At some point it’s there, either in the front of your mind or in the back of your mind. You should be doing something about your personal finance situation.
They talk about it on tv. The internet is full of articles, blogs, and websites devoted to it.
But it’s daunting. There’s too much information and you don’t know where to begin. It’s a big deal because you know you need money to pay for things but this just adds to the anxiety because what if you screw it up? Maybe you’re already screwing up.
Take a deep breath. Forget everything you’re thinking. We’re going to start from the beginning.
Don’t even think about the word “finance” or about money. Really, just ignore anything that has to do with money for now. Instead, think about what kind of life you want. Just drift for a bit.
Is there a type of stress that you want to remove from your life?
Did you experience a bad situation that you never want to go through again?
Maybe you have something you always dreamed about doing?
Any ideas what you envision for your life five or ten years from now?
It could be anything really. Don’t rush this, it’s likely to be a gradual thought process. Days, weeks, months…a few minutes here and there…
Think of this as your foundation; it’s not only about what you’re thinking but also how you’re thinking. I know it may seem strange, but stick with me. There’s a reason why I’m telling you to do this.
Identify what’s most important to you.
That’s what this thought process does. After you do it for a while, you might start to realize that a lot of the things you want have the same underlying driver. Or you might start to realize that you keep looping back to the same things when you think about what you want.
Make sure when you’re thinking about these things that it’s for a longer time frame. I suggest five to ten years – you can’t get caught up in what you want now or what your plans are for next year. Don’t worry, you’re not locked in to anything; the things you want are going to change over time. But because you’re trying to identify what’s most important to you, it’s likely going to be something big and anything big will take time to achieve (like five to ten years).
Now comes the hard part. Pick out one thing that will get you closest to the life you want. It could be anything.
You’d be happiest staying near your family who live in an expensive city which would mean having to increase your income?
You want to experience as much of life as possible and travel the world so you have to figure out how to fund your activities?
You feel scared that you won’t be able to afford food and shelter and would feel most secure with a steady, reliable income stream?

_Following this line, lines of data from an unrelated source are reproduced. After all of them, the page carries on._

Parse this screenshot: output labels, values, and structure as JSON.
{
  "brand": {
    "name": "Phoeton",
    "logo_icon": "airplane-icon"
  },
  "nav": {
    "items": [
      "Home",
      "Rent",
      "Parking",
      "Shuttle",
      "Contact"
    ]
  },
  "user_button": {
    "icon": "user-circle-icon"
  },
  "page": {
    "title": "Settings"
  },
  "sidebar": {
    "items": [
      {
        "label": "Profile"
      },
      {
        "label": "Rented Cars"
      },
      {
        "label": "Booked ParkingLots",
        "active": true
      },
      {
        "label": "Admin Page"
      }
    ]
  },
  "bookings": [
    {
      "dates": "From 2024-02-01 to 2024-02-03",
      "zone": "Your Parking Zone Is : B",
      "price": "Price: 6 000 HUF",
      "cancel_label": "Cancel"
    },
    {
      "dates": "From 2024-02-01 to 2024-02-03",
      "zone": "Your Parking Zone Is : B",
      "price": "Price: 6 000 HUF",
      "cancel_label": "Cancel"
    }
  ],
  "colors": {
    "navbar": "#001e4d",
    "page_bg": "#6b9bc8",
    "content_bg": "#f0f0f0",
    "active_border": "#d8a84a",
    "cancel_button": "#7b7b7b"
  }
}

You worry constantly about being in debt and would be happiest if you could save more?
Your personal finance decisions should be driven by what’s most important to you. Of course, life happens unexpectedly and sometimes you need to make a choice which runs counter to your long-term goal, but the more you’re able to keep your #1 goal in mind, the more you’ll be able to stay on track to reach that goal.
Once you figure out what matters the most to you personally, you’ll have a framework for deciding what to do financially.
It’s easy to become overwhelmed or derailed with personal finance because most things in our life require money and the cost of living has exceeded wage gains for most people, so we’re off-balance to begin with.
Which is why you have to figure out what’s most important to you and focus on it when making decisions. There are so many financial choices you can make that if you don’t have a strong starting point, you can easily wind up doing something that makes no sense for your long-term goals.
Again, it’s ok if you have a good reason for making a choice which doesn’t fit with your long-term plan. Maybe your ultimate goal is to focus on saving but you wound up having to pay for an unexpected medical bill; that’s completely understandable. But maybe your cell phone is a few years old, slow, kind of ugly, and you want the newest iPhone but technically your old phone is still usable…keeping your savings goal in mind could remind you that you’d rather be debt-free a month sooner than buy a new phone right now.